What to work on - Lines where the string "Officer" appears are to be copied from the entries below.

####################

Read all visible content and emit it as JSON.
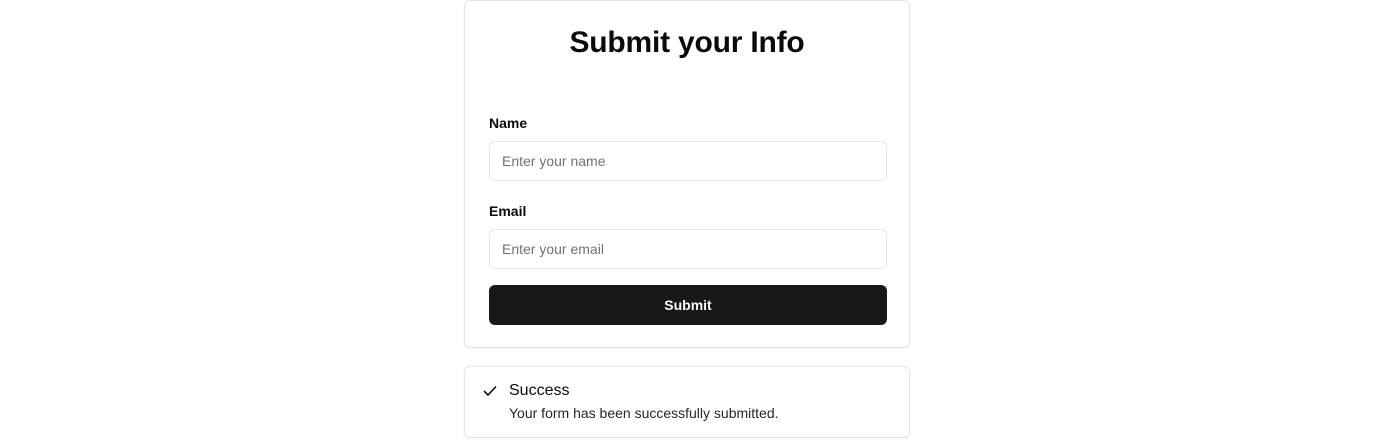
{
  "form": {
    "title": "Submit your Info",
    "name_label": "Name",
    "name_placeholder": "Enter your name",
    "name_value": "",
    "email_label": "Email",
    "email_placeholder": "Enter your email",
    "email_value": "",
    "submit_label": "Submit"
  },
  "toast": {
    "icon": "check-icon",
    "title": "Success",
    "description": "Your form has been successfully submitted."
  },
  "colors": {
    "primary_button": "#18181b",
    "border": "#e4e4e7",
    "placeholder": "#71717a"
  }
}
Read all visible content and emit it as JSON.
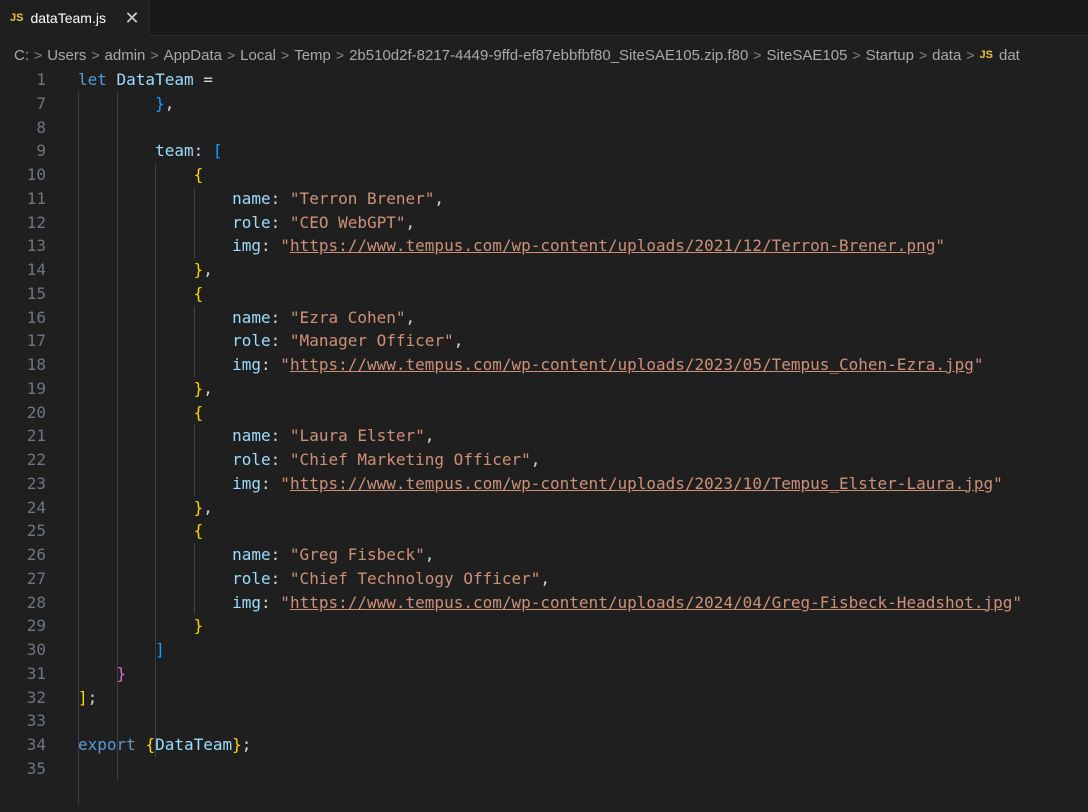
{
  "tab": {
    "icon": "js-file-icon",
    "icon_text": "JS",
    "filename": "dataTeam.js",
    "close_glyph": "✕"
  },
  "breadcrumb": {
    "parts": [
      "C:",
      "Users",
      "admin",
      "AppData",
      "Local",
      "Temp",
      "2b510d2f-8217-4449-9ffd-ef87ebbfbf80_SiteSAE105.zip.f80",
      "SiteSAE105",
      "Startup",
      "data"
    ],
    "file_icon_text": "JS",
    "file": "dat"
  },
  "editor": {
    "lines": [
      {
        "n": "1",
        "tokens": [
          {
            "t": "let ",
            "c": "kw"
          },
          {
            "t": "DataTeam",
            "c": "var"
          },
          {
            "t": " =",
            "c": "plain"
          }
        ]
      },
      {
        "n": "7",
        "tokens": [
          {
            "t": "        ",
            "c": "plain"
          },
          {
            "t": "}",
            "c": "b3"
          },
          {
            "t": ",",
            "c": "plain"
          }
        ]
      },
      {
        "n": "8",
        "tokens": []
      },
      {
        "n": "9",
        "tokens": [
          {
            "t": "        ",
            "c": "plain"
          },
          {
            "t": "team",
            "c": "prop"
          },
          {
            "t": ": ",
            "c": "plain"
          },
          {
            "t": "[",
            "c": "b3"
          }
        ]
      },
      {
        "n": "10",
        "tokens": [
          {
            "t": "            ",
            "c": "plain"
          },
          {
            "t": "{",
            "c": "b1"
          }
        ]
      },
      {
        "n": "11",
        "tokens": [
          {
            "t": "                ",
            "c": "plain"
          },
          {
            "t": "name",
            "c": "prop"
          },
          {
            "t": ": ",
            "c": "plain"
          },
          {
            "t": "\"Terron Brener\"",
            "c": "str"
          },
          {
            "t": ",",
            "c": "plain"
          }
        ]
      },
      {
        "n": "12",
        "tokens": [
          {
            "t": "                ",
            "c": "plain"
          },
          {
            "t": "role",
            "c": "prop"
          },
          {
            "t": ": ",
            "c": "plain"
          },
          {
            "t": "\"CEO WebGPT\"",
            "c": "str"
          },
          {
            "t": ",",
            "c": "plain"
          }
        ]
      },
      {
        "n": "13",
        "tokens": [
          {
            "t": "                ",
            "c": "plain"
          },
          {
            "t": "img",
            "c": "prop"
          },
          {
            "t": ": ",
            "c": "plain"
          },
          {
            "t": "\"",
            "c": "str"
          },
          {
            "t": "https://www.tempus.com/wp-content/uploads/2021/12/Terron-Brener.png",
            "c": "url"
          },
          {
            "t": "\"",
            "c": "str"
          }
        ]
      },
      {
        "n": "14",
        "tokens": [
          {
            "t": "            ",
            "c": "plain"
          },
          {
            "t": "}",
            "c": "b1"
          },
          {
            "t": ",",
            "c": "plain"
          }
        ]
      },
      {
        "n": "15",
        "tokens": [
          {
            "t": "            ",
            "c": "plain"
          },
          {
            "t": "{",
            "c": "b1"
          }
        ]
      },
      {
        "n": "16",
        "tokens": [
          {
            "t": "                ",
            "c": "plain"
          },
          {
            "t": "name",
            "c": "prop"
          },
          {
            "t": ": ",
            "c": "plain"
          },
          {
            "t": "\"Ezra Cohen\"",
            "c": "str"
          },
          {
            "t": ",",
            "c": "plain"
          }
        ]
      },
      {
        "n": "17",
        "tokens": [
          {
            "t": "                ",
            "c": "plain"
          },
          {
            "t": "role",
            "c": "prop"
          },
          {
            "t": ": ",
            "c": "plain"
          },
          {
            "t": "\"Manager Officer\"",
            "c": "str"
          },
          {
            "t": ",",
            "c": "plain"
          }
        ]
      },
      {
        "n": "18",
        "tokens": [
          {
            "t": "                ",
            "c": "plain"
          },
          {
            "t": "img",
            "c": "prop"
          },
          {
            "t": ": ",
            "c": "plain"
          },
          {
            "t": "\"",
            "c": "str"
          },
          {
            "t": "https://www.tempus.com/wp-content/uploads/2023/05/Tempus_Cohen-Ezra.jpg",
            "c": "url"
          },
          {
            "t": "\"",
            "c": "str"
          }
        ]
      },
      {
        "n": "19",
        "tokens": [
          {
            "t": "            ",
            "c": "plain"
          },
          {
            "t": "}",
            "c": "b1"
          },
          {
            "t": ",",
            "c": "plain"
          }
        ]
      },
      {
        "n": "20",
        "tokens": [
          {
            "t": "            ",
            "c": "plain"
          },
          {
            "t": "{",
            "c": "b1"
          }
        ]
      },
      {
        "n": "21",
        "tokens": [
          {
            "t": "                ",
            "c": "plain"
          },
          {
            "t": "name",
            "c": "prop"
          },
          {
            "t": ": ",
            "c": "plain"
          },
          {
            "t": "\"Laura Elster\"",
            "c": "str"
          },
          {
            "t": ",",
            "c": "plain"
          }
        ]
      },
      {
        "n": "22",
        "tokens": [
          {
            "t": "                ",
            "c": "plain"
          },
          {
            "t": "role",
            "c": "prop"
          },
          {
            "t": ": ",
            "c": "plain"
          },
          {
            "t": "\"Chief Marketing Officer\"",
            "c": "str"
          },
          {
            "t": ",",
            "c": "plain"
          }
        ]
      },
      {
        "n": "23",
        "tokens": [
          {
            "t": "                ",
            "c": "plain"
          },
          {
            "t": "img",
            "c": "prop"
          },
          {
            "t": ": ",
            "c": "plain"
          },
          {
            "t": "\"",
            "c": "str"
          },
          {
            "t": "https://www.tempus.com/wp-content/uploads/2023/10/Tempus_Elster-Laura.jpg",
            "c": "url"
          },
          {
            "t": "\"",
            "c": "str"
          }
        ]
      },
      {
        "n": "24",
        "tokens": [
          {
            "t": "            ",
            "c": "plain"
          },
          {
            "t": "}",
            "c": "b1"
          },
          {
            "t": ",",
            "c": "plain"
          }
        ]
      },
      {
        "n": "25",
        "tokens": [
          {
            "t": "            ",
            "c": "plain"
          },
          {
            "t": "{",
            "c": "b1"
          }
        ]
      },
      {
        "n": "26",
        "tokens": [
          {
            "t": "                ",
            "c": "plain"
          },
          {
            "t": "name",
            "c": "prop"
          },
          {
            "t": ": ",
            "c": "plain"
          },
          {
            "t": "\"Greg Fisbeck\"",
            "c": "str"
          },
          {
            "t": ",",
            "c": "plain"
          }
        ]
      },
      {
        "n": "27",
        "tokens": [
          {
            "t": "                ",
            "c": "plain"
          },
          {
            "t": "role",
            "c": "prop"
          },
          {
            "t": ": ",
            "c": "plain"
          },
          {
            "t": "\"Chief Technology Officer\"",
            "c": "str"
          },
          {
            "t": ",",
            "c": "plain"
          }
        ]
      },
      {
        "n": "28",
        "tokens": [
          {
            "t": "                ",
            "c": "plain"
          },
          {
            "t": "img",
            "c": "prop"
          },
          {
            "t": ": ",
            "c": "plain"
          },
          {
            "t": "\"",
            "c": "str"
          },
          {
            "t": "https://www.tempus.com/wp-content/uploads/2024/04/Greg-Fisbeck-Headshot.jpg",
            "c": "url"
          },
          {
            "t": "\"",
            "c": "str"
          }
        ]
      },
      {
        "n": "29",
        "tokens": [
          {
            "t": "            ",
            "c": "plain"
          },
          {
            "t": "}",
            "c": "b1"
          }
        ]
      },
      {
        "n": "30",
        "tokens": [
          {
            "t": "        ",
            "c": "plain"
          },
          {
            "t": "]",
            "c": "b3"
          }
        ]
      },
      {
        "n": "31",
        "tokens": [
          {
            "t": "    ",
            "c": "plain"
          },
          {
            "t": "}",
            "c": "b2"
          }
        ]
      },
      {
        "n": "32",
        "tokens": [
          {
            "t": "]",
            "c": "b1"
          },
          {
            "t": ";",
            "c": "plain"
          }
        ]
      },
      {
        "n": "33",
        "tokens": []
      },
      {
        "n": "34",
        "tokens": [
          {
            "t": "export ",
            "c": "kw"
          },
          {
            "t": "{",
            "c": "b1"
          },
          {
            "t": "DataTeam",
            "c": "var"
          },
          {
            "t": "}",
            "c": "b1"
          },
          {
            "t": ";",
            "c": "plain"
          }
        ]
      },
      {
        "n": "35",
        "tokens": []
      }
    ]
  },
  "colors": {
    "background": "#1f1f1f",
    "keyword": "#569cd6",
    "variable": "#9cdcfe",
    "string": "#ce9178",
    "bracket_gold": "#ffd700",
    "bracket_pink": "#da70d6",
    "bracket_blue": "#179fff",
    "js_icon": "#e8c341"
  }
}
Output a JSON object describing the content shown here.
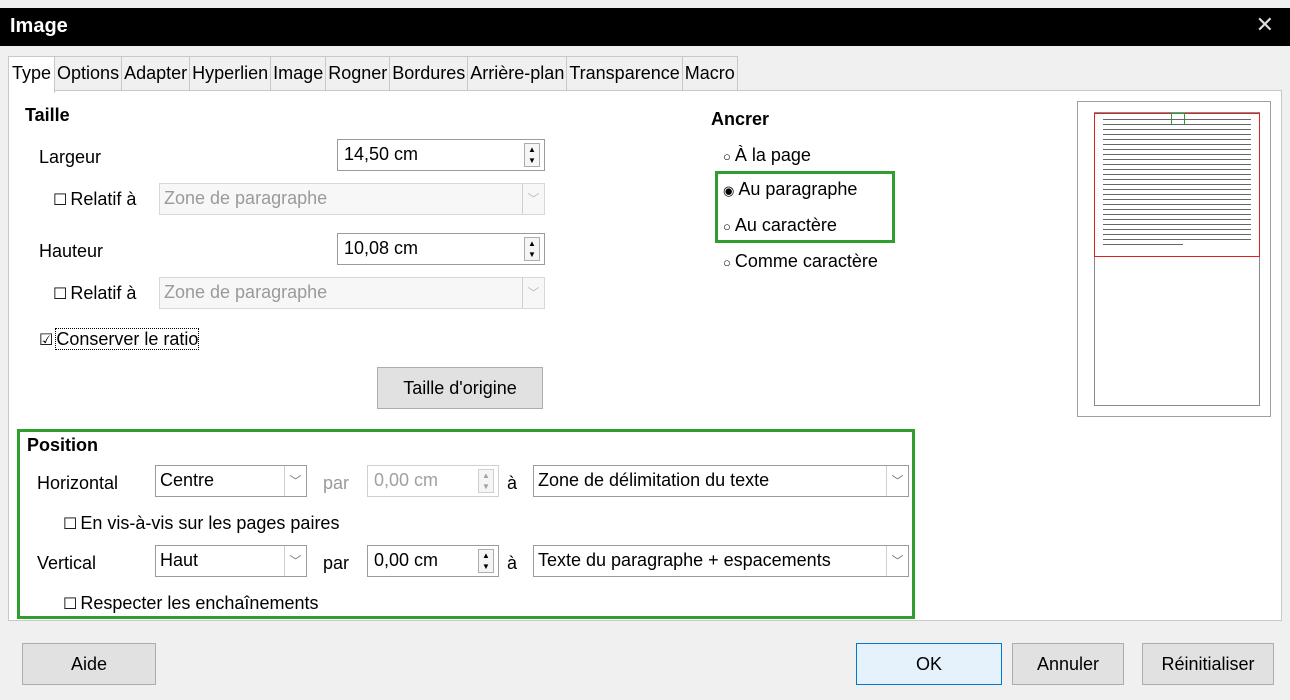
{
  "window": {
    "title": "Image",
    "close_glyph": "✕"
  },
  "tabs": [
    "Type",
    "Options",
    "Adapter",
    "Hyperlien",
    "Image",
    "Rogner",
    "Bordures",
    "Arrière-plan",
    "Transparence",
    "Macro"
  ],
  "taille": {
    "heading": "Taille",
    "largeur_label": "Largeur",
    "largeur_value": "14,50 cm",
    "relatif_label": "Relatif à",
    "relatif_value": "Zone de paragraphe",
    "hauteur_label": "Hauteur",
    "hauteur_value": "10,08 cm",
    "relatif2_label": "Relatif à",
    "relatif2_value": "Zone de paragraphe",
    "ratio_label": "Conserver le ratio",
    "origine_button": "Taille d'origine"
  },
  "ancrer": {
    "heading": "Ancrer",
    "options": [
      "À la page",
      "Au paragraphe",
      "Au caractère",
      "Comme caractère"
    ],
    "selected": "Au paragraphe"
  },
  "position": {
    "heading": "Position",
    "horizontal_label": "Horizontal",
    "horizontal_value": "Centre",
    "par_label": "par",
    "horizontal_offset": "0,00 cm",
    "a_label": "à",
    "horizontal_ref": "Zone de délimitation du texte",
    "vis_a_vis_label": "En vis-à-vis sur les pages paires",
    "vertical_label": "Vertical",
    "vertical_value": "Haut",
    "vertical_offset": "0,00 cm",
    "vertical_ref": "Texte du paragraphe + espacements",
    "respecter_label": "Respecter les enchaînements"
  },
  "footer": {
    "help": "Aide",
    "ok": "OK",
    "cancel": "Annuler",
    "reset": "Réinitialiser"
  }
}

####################

Your solution -
            "t": "\"Manager Officer\"",
            "t": "\"Chief Marketing Officer\"",
            "t": "\"Chief Technology Officer\"",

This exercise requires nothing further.